Last week, my wife and I managed to get out of the country and spend a few days in Europe. We wanted to recharge our batteries and get away from the daily pressures we all face in the country. The whole trip was amazing and we managed to disconnect and enjoy the beautiful cities of Budapest and Vienna during winter time. Looking back at the trip and any other trip, you realize that so many memories are forever engraved in your mind.
Ironically, the most striking image that I can never get out of my head is not that of an enchanting castle or a majestic church. It’s rather the image of a family (mom, dad and child) at the metro station in Vienna standing at the ticket booth making sure that they insert the tickets before using the metro.
So What’s the big deal?
1- The rotating metallic barriers or blocking doors usually found at any metro station entrance in order to prevent people without tickets from entering, did not exist.
2- Security and police officers were not present at the gates in order to check the tickets and prevent people without purchased tickets from entering.
3- One can easily go in and out without a ticket. Nothing and nobody will stop them.
4- At the time, the station was somehow empty and almost nobody was around. These people were practically alone and yet they stopped in the middle of an empty hallway on a virtual border to insert their tickets before moving towards the metro area.
These two parents could have easily not stopped and kept going with their child. They could have used one of the many excuses we use everyday to justify our public wrongdoings (we’re late, we’re not the only ones, the train is here, who cares, everybody does it, etc). Instead, they are teaching their child not to steal or cheat his way through life, and are raising him to be a responsible citizen.
The question remains:
What are we teaching our kids in Lebanon? Are we able to raise them as true citizens with everything happening around us? How can we teach them to abide by the law when those in charge of enforcing it are corrupt? How can we ask them to do the right thing when you need a “wasta” for almost anything in this country?

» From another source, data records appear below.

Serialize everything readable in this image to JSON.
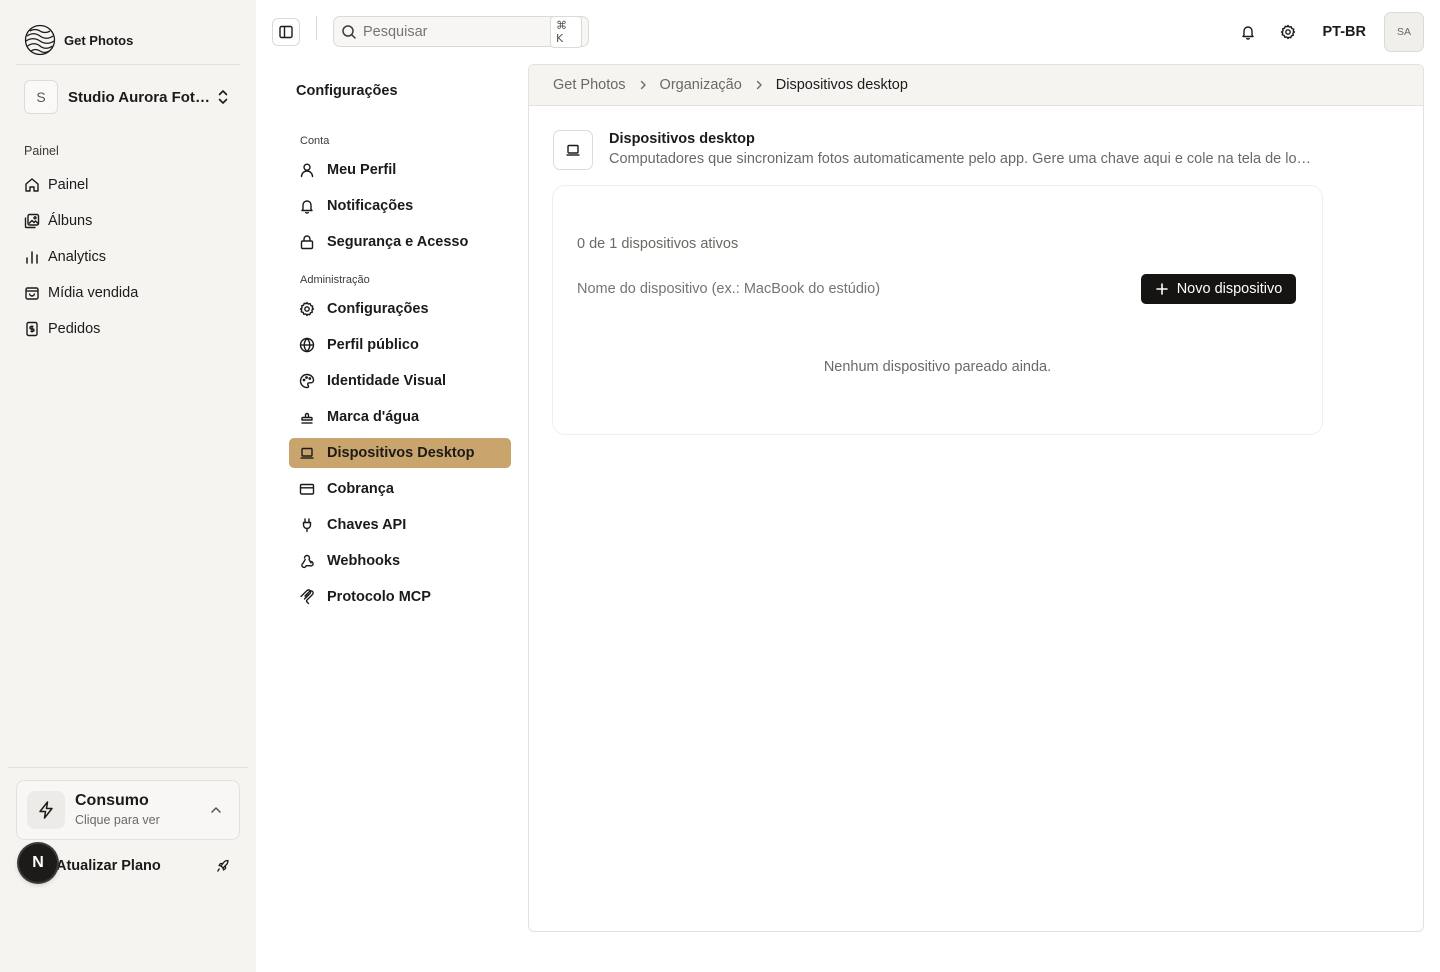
{
  "app": {
    "name": "Get Photos"
  },
  "org": {
    "initial": "S",
    "name": "Studio Aurora Fotografia"
  },
  "sidebar": {
    "group_label": "Painel",
    "items": [
      {
        "label": "Painel",
        "icon": "home-icon"
      },
      {
        "label": "Álbuns",
        "icon": "album-icon"
      },
      {
        "label": "Analytics",
        "icon": "bar-chart-icon"
      },
      {
        "label": "Mídia vendida",
        "icon": "shopping-bag-icon"
      },
      {
        "label": "Pedidos",
        "icon": "receipt-icon"
      }
    ],
    "usage": {
      "title": "Consumo",
      "subtitle": "Clique para ver"
    },
    "upgrade_label": "Atualizar Plano",
    "notification_badge": "N"
  },
  "topbar": {
    "search_placeholder": "Pesquisar",
    "search_shortcut": "⌘ K",
    "language": "PT-BR",
    "user_initials": "SA"
  },
  "settings": {
    "title": "Configurações",
    "groups": [
      {
        "label": "Conta",
        "items": [
          {
            "label": "Meu Perfil",
            "icon": "user-icon"
          },
          {
            "label": "Notificações",
            "icon": "bell-icon"
          },
          {
            "label": "Segurança e Acesso",
            "icon": "lock-icon"
          }
        ]
      },
      {
        "label": "Administração",
        "items": [
          {
            "label": "Configurações",
            "icon": "gear-icon"
          },
          {
            "label": "Perfil público",
            "icon": "globe-icon"
          },
          {
            "label": "Identidade Visual",
            "icon": "palette-icon"
          },
          {
            "label": "Marca d'água",
            "icon": "stamp-icon"
          },
          {
            "label": "Dispositivos Desktop",
            "icon": "laptop-icon",
            "active": true
          },
          {
            "label": "Cobrança",
            "icon": "credit-card-icon"
          },
          {
            "label": "Chaves API",
            "icon": "plug-icon"
          },
          {
            "label": "Webhooks",
            "icon": "webhook-icon"
          },
          {
            "label": "Protocolo MCP",
            "icon": "mcp-icon"
          }
        ]
      }
    ]
  },
  "breadcrumb": [
    "Get Photos",
    "Organização",
    "Dispositivos desktop"
  ],
  "page": {
    "title": "Dispositivos desktop",
    "description": "Computadores que sincronizam fotos automaticamente pelo app. Gere uma chave aqui e cole na tela de login do app desktop.",
    "active_count": "0 de 1 dispositivos ativos",
    "device_name_placeholder": "Nome do dispositivo (ex.: MacBook do estúdio)",
    "new_device_label": "Novo dispositivo",
    "empty_state": "Nenhum dispositivo pareado ainda."
  },
  "colors": {
    "active_nav": "#c9a46c",
    "primary_button": "#151413",
    "sidebar_bg": "#f5f4f1"
  }
}
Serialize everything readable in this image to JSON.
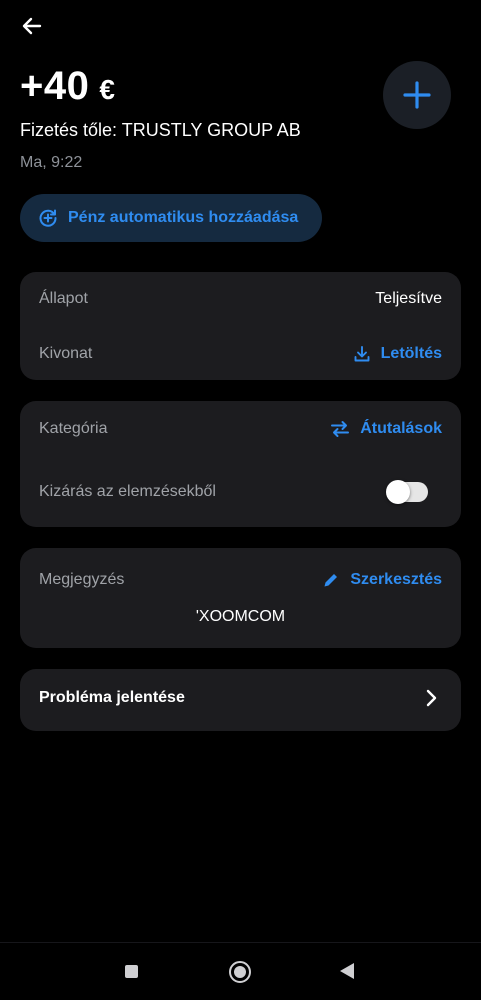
{
  "header": {
    "back_icon": "arrow-left-icon",
    "amount": "+40",
    "currency": "€",
    "add_icon": "plus-icon",
    "payer": "Fizetés tőle: TRUSTLY GROUP AB",
    "time": "Ma, 9:22"
  },
  "auto_add": {
    "icon": "add-circle-icon",
    "label": "Pénz automatikus hozzáadása"
  },
  "status_card": {
    "status_label": "Állapot",
    "status_value": "Teljesítve",
    "statement_label": "Kivonat",
    "download_icon": "download-icon",
    "download_label": "Letöltés"
  },
  "category_card": {
    "category_label": "Kategória",
    "transfer_icon": "swap-arrows-icon",
    "category_value": "Átutalások",
    "exclude_label": "Kizárás az elemzésekből",
    "exclude_enabled": false
  },
  "note_card": {
    "note_label": "Megjegyzés",
    "edit_icon": "pencil-icon",
    "edit_label": "Szerkesztés",
    "note_text": "'XOOMCOM"
  },
  "report": {
    "label": "Probléma jelentése",
    "icon": "chevron-right-icon"
  },
  "colors": {
    "background": "#000000",
    "card": "#1c1c1f",
    "accent": "#2f8cf0",
    "secondary_text": "#a0a3a8"
  }
}
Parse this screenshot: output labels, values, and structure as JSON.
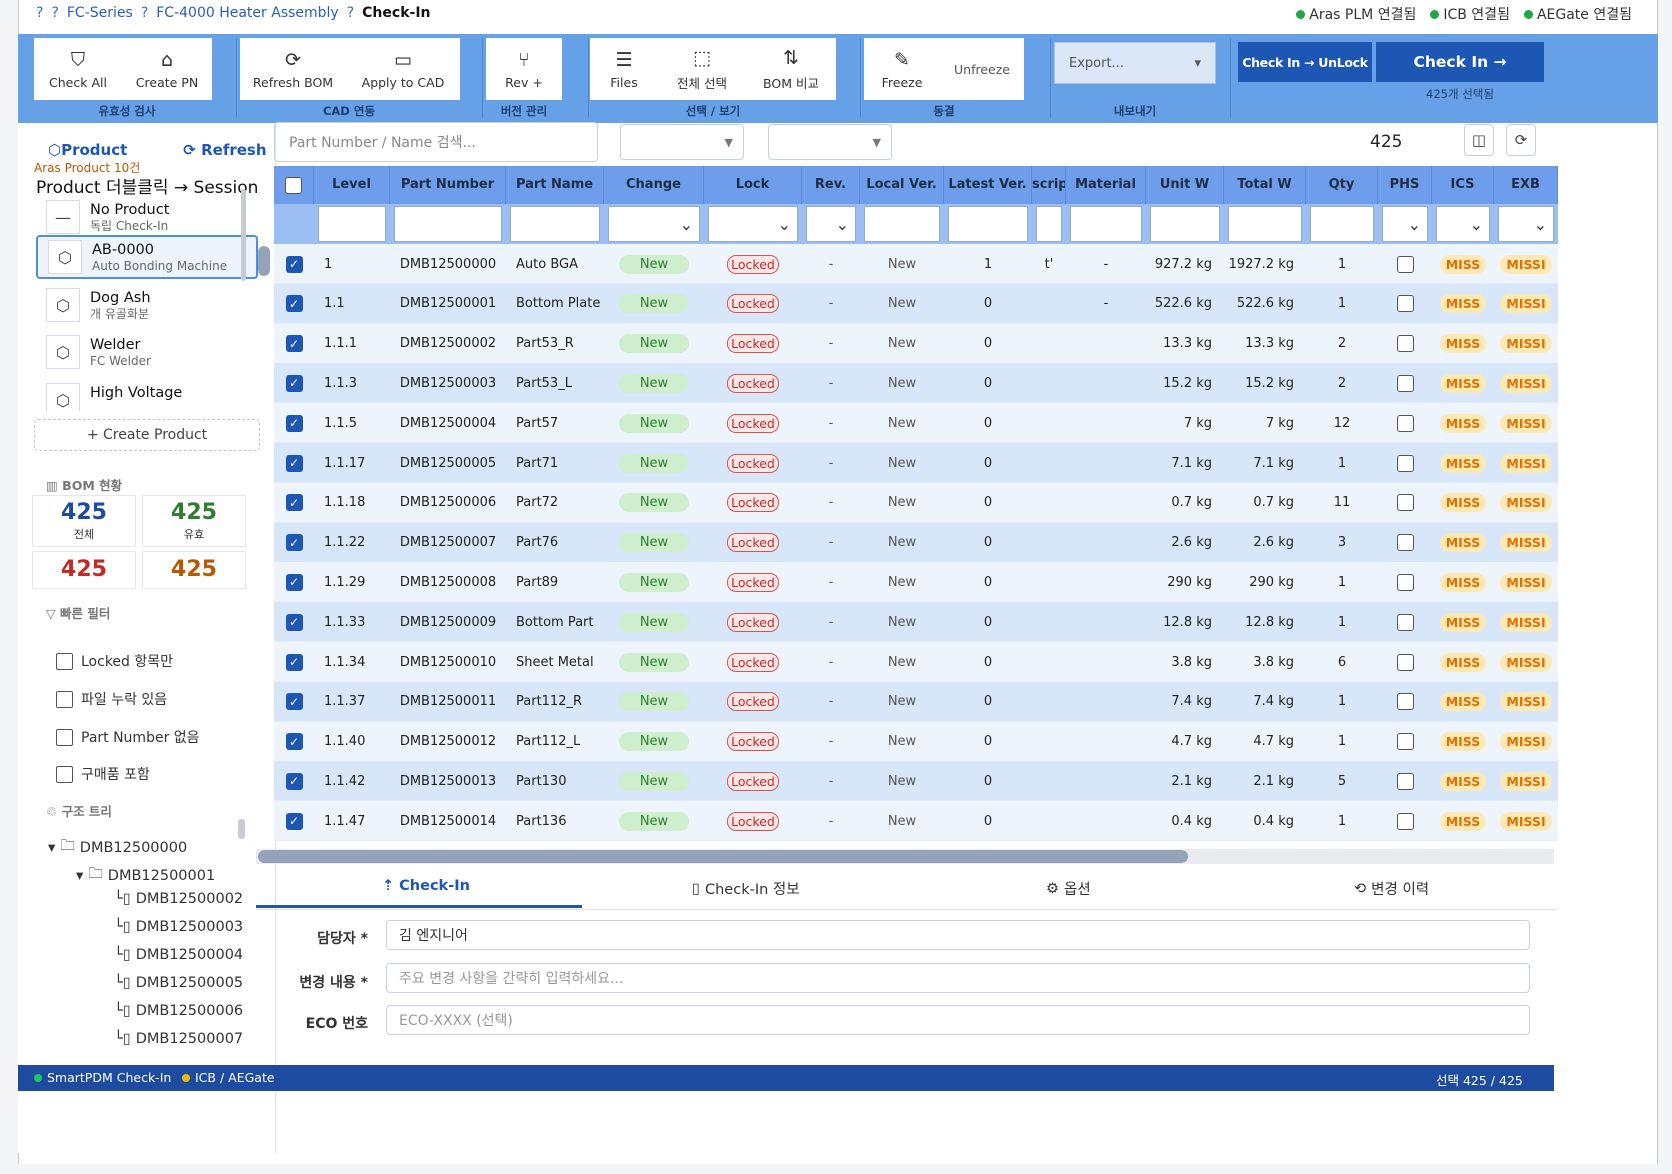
{
  "breadcrumb": {
    "sep": "?",
    "items": [
      "FC-Series",
      "FC-4000 Heater Assembly"
    ],
    "current": "Check-In"
  },
  "connections": [
    {
      "label": "Aras PLM 연결됨",
      "color": "#22a447"
    },
    {
      "label": "ICB 연결됨",
      "color": "#22a447"
    },
    {
      "label": "AEGate 연결됨",
      "color": "#22a447"
    }
  ],
  "ribbon": {
    "validity": {
      "label": "유효성 검사",
      "check_all": "Check All",
      "create_pn": "Create PN"
    },
    "cad": {
      "label": "CAD 연동",
      "refresh_bom": "Refresh BOM",
      "apply_cad": "Apply to CAD"
    },
    "version": {
      "label": "버전 관리",
      "rev_plus": "Rev +"
    },
    "view": {
      "label": "선택 / 보기",
      "files": "Files",
      "select_all": "전체 선택",
      "bom_compare": "BOM 비교"
    },
    "freeze": {
      "label": "동결",
      "freeze": "Freeze",
      "unfreeze": "Unfreeze"
    },
    "export": {
      "label": "내보내기",
      "value": "Export..."
    },
    "checkin_unlock": "Check In → UnLock",
    "checkin": "Check In →",
    "selected_note": "425개 선택됨"
  },
  "sidebar": {
    "product_btn": "Product",
    "refresh_btn": "Refresh",
    "product_count": "Aras Product 10건",
    "hint": "Product 더블클릭 → Session",
    "products": [
      {
        "name": "No Product",
        "desc": "독립 Check-In",
        "icon": "—"
      },
      {
        "name": "AB-0000",
        "desc": "Auto Bonding Machine",
        "icon": "⬡"
      },
      {
        "name": "Dog Ash",
        "desc": "개 유골화분",
        "icon": "⬡"
      },
      {
        "name": "Welder",
        "desc": "FC Welder",
        "icon": "⬡"
      },
      {
        "name": "High Voltage",
        "desc": "",
        "icon": "⬡"
      }
    ],
    "create_product": "+ Create Product",
    "bom_title": "BOM 현황",
    "stats": [
      {
        "value": "425",
        "label": "전체",
        "color": "#1d4b9f"
      },
      {
        "value": "425",
        "label": "유효",
        "color": "#2e7d32"
      },
      {
        "value": "425",
        "label": "",
        "color": "#c62828"
      },
      {
        "value": "425",
        "label": "",
        "color": "#b55a00"
      }
    ],
    "quick_filter_title": "빠른 필터",
    "quick_filters": [
      "Locked 항목만",
      "파일 누락 있음",
      "Part Number 없음",
      "구매품 포함"
    ],
    "tree_title": "구조 트리",
    "tree": [
      "DMB12500000",
      "DMB12500001",
      "DMB12500002",
      "DMB12500003",
      "DMB12500004",
      "DMB12500005",
      "DMB12500006",
      "DMB12500007"
    ]
  },
  "grid": {
    "search_placeholder": "Part Number / Name 검색...",
    "count": "425",
    "columns": [
      "Level",
      "Part Number",
      "Part Name",
      "Change",
      "Lock",
      "Rev.",
      "Local Ver.",
      "Latest Ver.",
      "script",
      "Material",
      "Unit W",
      "Total W",
      "Qty",
      "PHS",
      "ICS",
      "EXB"
    ],
    "rows": [
      {
        "level": "1",
        "pn": "DMB12500000",
        "name": "Auto BGA",
        "change": "New",
        "lock": "Locked",
        "rev": "-",
        "local": "New",
        "latest": "1",
        "script": "t'",
        "mat": "-",
        "unit": "927.2 kg",
        "total": "1927.2 kg",
        "qty": "1",
        "ics": "MISS",
        "exb": "MISSI"
      },
      {
        "level": "1.1",
        "pn": "DMB12500001",
        "name": "Bottom Plate",
        "change": "New",
        "lock": "Locked",
        "rev": "-",
        "local": "New",
        "latest": "0",
        "script": "",
        "mat": "-",
        "unit": "522.6 kg",
        "total": "522.6 kg",
        "qty": "1",
        "ics": "MISS",
        "exb": "MISSI"
      },
      {
        "level": "1.1.1",
        "pn": "DMB12500002",
        "name": "Part53_R",
        "change": "New",
        "lock": "Locked",
        "rev": "-",
        "local": "New",
        "latest": "0",
        "script": "",
        "mat": "",
        "unit": "13.3 kg",
        "total": "13.3 kg",
        "qty": "2",
        "ics": "MISS",
        "exb": "MISSI"
      },
      {
        "level": "1.1.3",
        "pn": "DMB12500003",
        "name": "Part53_L",
        "change": "New",
        "lock": "Locked",
        "rev": "-",
        "local": "New",
        "latest": "0",
        "script": "",
        "mat": "",
        "unit": "15.2 kg",
        "total": "15.2 kg",
        "qty": "2",
        "ics": "MISS",
        "exb": "MISSI"
      },
      {
        "level": "1.1.5",
        "pn": "DMB12500004",
        "name": "Part57",
        "change": "New",
        "lock": "Locked",
        "rev": "-",
        "local": "New",
        "latest": "0",
        "script": "",
        "mat": "",
        "unit": "7 kg",
        "total": "7 kg",
        "qty": "12",
        "ics": "MISS",
        "exb": "MISSI"
      },
      {
        "level": "1.1.17",
        "pn": "DMB12500005",
        "name": "Part71",
        "change": "New",
        "lock": "Locked",
        "rev": "-",
        "local": "New",
        "latest": "0",
        "script": "",
        "mat": "",
        "unit": "7.1 kg",
        "total": "7.1 kg",
        "qty": "1",
        "ics": "MISS",
        "exb": "MISSI"
      },
      {
        "level": "1.1.18",
        "pn": "DMB12500006",
        "name": "Part72",
        "change": "New",
        "lock": "Locked",
        "rev": "-",
        "local": "New",
        "latest": "0",
        "script": "",
        "mat": "",
        "unit": "0.7 kg",
        "total": "0.7 kg",
        "qty": "11",
        "ics": "MISS",
        "exb": "MISSI"
      },
      {
        "level": "1.1.22",
        "pn": "DMB12500007",
        "name": "Part76",
        "change": "New",
        "lock": "Locked",
        "rev": "-",
        "local": "New",
        "latest": "0",
        "script": "",
        "mat": "",
        "unit": "2.6 kg",
        "total": "2.6 kg",
        "qty": "3",
        "ics": "MISS",
        "exb": "MISSI"
      },
      {
        "level": "1.1.29",
        "pn": "DMB12500008",
        "name": "Part89",
        "change": "New",
        "lock": "Locked",
        "rev": "-",
        "local": "New",
        "latest": "0",
        "script": "",
        "mat": "",
        "unit": "290 kg",
        "total": "290 kg",
        "qty": "1",
        "ics": "MISS",
        "exb": "MISSI"
      },
      {
        "level": "1.1.33",
        "pn": "DMB12500009",
        "name": "Bottom Part",
        "change": "New",
        "lock": "Locked",
        "rev": "-",
        "local": "New",
        "latest": "0",
        "script": "",
        "mat": "",
        "unit": "12.8 kg",
        "total": "12.8 kg",
        "qty": "1",
        "ics": "MISS",
        "exb": "MISSI"
      },
      {
        "level": "1.1.34",
        "pn": "DMB12500010",
        "name": "Sheet Metal",
        "change": "New",
        "lock": "Locked",
        "rev": "-",
        "local": "New",
        "latest": "0",
        "script": "",
        "mat": "",
        "unit": "3.8 kg",
        "total": "3.8 kg",
        "qty": "6",
        "ics": "MISS",
        "exb": "MISSI"
      },
      {
        "level": "1.1.37",
        "pn": "DMB12500011",
        "name": "Part112_R",
        "change": "New",
        "lock": "Locked",
        "rev": "-",
        "local": "New",
        "latest": "0",
        "script": "",
        "mat": "",
        "unit": "7.4 kg",
        "total": "7.4 kg",
        "qty": "1",
        "ics": "MISS",
        "exb": "MISSI"
      },
      {
        "level": "1.1.40",
        "pn": "DMB12500012",
        "name": "Part112_L",
        "change": "New",
        "lock": "Locked",
        "rev": "-",
        "local": "New",
        "latest": "0",
        "script": "",
        "mat": "",
        "unit": "4.7 kg",
        "total": "4.7 kg",
        "qty": "1",
        "ics": "MISS",
        "exb": "MISSI"
      },
      {
        "level": "1.1.42",
        "pn": "DMB12500013",
        "name": "Part130",
        "change": "New",
        "lock": "Locked",
        "rev": "-",
        "local": "New",
        "latest": "0",
        "script": "",
        "mat": "",
        "unit": "2.1 kg",
        "total": "2.1 kg",
        "qty": "5",
        "ics": "MISS",
        "exb": "MISSI"
      },
      {
        "level": "1.1.47",
        "pn": "DMB12500014",
        "name": "Part136",
        "change": "New",
        "lock": "Locked",
        "rev": "-",
        "local": "New",
        "latest": "0",
        "script": "",
        "mat": "",
        "unit": "0.4 kg",
        "total": "0.4 kg",
        "qty": "1",
        "ics": "MISS",
        "exb": "MISSI"
      }
    ]
  },
  "tabs": [
    "Check-In",
    "Check-In 정보",
    "옵션",
    "변경 이력"
  ],
  "form": {
    "owner_label": "담당자 *",
    "owner_value": "김 엔지니어",
    "change_label": "변경 내용 *",
    "change_placeholder": "주요 변경 사항을 간략히 입력하세요...",
    "eco_label": "ECO 번호",
    "eco_placeholder": "ECO-XXXX (선택)"
  },
  "status": {
    "left": "SmartPDM Check-In",
    "left_color": "#22c55e",
    "mid": "ICB / AEGate",
    "mid_color": "#f5b800",
    "right": "선택 425 / 425"
  }
}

I don’t have an answer for that but I know I will try my best to raise my kids to become good citizens and encourage them to make a difference in Lebanon and the world. Even though it’s hard in a country like ours, we all need to do an extra effort and teach our children honesty, responsibility, fairness, compassion and inspire them to make a change in their community. Raising our children to become good citizens in a failed state is difficult yet remains something we should be fully committed for their own sake and the country’s sake.